Thursday, December 16, 2004


Arnaud de Borchgrave paints a very disturbing picture of a "potential future scenario" of what the coming years will bring... Here's a sample. Read the rest!

One all-too-realistic geopolitical nightmare was a weapon of mass destruction terrorist attack on the U.S. West Coast. A nuclear device detonates in a container ship about to enter Long Beach, Calif. News had just broken about pollution of the U.S. food supply, most analysts assumed by transnational terrorism. The U.S. can prevail conventionally anywhere but seems helpless in coping with asymmetrical warfare.
In quick succession:
• The dollar ceases to be the world's reserve currency.
• The shaky coalition governing Iraq collapses and civil war breaks out between Sunnis and Shi'ites.
• Fear of the unknown produces a new consensus in the U.S. that global civilization is no longer America's business.
• U.S. client states are informed they are on their own. Congress abolishes global aid.
• Egypt loses its annual stipend of $2.5 billion; Taiwan and Israel are told they will must fend for themselves.
• Social trust becomes the new glue of society — bonding with like-minded neighbors with shared values.
• International coalitions dissolve and new ones emerge. China seizes new opportunities for its short- and long-range needs for raw materials in the developing world — from Brazil to sub-Saharan Africa's pockets of mineral wealth.
• The United States, Canada and Mexico form a new stand-alone alliance with Britain.
• Turkey, Israel and Iran become a new self-protection core against dysfunctional neighbors with no upward mobility.
• The European Union and Russia, in continuing decline, close ranks; EU inherits de facto responsibility for Africa south of the Sahara, plagued by genocidal wars and the AIDS epidemic.
• China and India, with one-third of the world's population, and competitive with Western countries in high-tech jobs and technology, form a de facto alliance.
• Pakistan's pro-American President Pervez Musharraf does not survive the ninth assassination plot; an Islamist general takes over and appoints A.Q. Khan, former chief executive of an international nuclear black market for the benefit of America's "axis of evil" enemies, as Pakistan's new president.
• The House of Saud is shaken to its foundations as a clutch of younger royal princes, who have served in the armed forces, arrest the plus 70-year-olds now in charge — known as the Sudairi seven — and call for the kingdom's first elections.
• Osama bin Laden returns to Saudi Arabia and is welcomed as a national hero. Bin Laden scores an overwhelming plurality in the elections and is the country's most popular leader.
• A.Q. Khan sends bin Laden his congratulations and dispatches to Riyadh his new defense minister, Gen. Hamid Gul, a former intelligence chief and admirer of the world's most wanted terrorist, who hates America with a passion. His mission is to negotiate a caliphate merging Pakistan's nuclear weapons with Saudi oil resources and monetary reserves.
• Absent the long-time global cop, and traditional alliances in shambles, transnational criminal enterprises thrive with unfettered access the world over.
• U.S. multinational companies, unable to protect their plants and employees, return whence they came.
• International airlines morph back into interregional air links.
• The EU can no longer cope with millions of North Africans and sub-Sahara Africans flooding into Spain, Italy, France, who roam freely and hungry in the rest of Europe. Islamist radicals sally out of their European slum tenements to besiege U.S. Embassies in protest of their jobless plight.
• Japan goes nuclear after U.S. troops withdraw from South Korea.
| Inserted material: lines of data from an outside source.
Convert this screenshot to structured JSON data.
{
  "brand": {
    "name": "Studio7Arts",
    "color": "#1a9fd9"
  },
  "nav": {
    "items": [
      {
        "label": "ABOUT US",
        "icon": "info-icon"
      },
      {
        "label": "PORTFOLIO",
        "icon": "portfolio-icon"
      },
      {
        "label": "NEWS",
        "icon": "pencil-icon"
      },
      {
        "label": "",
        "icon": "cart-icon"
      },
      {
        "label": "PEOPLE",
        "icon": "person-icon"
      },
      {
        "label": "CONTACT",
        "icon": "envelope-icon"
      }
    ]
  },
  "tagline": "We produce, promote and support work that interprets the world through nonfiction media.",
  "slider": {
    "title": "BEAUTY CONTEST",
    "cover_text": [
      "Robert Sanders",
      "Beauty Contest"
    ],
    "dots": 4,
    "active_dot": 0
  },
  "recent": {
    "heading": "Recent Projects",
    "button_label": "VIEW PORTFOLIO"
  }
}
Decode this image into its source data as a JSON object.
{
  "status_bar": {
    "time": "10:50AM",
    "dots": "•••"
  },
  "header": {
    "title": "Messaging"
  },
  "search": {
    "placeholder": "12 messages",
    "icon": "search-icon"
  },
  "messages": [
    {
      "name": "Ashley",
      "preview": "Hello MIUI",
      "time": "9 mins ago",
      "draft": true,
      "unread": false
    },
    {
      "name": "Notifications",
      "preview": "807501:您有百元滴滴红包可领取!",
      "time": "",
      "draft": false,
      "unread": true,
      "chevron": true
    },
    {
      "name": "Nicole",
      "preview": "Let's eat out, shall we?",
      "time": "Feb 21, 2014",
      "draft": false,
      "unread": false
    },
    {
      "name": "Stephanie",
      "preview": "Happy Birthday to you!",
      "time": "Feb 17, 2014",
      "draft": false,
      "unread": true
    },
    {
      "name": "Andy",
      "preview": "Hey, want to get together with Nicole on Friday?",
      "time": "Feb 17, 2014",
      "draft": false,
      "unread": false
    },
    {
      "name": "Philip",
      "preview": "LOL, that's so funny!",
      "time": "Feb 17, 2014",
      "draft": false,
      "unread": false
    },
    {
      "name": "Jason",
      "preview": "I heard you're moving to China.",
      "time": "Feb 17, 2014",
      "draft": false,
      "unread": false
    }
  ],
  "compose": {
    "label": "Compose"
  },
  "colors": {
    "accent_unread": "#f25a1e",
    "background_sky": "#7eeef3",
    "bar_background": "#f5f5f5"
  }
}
Coming geopolitical quakes - The Washington Times: Commentary - December 15, 2004